■ INSTRUCTIONS FOR THE TASK
Each of the records below must be reproduced exactly.

━━━━━ GIVEN DATA ━━━━━

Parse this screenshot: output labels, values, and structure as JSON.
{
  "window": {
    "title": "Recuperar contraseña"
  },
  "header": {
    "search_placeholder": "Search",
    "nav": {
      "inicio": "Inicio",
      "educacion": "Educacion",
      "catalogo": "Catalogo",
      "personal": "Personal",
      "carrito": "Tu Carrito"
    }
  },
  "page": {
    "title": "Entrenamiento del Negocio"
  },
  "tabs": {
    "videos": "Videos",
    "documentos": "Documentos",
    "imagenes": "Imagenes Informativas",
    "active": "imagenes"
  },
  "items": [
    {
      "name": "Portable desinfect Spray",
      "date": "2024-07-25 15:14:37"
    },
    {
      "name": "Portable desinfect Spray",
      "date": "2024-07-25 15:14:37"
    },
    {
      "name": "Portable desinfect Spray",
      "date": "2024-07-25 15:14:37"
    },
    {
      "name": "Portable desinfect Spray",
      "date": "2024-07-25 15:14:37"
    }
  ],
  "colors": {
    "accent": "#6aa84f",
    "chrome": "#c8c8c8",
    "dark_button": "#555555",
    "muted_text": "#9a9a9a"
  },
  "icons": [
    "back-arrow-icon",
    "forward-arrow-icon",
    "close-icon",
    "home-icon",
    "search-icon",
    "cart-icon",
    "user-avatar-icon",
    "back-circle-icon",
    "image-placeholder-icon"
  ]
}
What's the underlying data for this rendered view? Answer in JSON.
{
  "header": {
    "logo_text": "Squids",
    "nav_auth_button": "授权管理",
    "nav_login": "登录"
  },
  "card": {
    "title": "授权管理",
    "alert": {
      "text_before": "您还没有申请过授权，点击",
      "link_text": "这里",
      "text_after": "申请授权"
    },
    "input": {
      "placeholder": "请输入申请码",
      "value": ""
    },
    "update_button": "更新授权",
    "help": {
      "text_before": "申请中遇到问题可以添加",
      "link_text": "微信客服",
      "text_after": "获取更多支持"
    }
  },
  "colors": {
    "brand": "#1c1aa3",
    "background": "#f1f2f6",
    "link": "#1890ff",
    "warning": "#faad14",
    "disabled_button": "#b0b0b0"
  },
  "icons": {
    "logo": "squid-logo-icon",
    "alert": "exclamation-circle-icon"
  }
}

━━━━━

■ OUTPUT OF THE TASK
Parse this screenshot: output labels, values, and structure as JSON.
{
  "window": {
    "title": "Recuperar contraseña"
  },
  "header": {
    "search_placeholder": "Search",
    "nav": {
      "inicio": "Inicio",
      "educacion": "Educacion",
      "catalogo": "Catalogo",
      "personal": "Personal",
      "carrito": "Tu Carrito"
    }
  },
  "page": {
    "title": "Entrenamiento del Negocio"
  },
  "tabs": {
    "videos": "Videos",
    "documentos": "Documentos",
    "imagenes": "Imagenes Informativas",
    "active": "imagenes"
  },
  "items": [
    {
      "name": "Portable desinfect Spray",
      "date": "2024-07-25 15:14:37"
    },
    {
      "name": "Portable desinfect Spray",
      "date": "2024-07-25 15:14:37"
    },
    {
      "name": "Portable desinfect Spray",
      "date": "2024-07-25 15:14:37"
    },
    {
      "name": "Portable desinfect Spray",
      "date": "2024-07-25 15:14:37"
    }
  ],
  "colors": {
    "accent": "#6aa84f",
    "chrome": "#c8c8c8",
    "dark_button": "#555555",
    "muted_text": "#9a9a9a"
  },
  "icons": [
    "back-arrow-icon",
    "forward-arrow-icon",
    "close-icon",
    "home-icon",
    "search-icon",
    "cart-icon",
    "user-avatar-icon",
    "back-circle-icon",
    "image-placeholder-icon"
  ]
}
What's the underlying data for this rendered view? Answer in JSON.
{
  "header": {
    "logo_text": "Squids",
    "nav_auth_button": "授权管理",
    "nav_login": "登录"
  },
  "card": {
    "title": "授权管理",
    "alert": {
      "text_before": "您还没有申请过授权，点击",
      "link_text": "这里",
      "text_after": "申请授权"
    },
    "input": {
      "placeholder": "请输入申请码",
      "value": ""
    },
    "update_button": "更新授权",
    "help": {
      "text_before": "申请中遇到问题可以添加",
      "link_text": "微信客服",
      "text_after": "获取更多支持"
    }
  },
  "colors": {
    "brand": "#1c1aa3",
    "background": "#f1f2f6",
    "link": "#1890ff",
    "warning": "#faad14",
    "disabled_button": "#b0b0b0"
  },
  "icons": {
    "logo": "squid-logo-icon",
    "alert": "exclamation-circle-icon"
  }
}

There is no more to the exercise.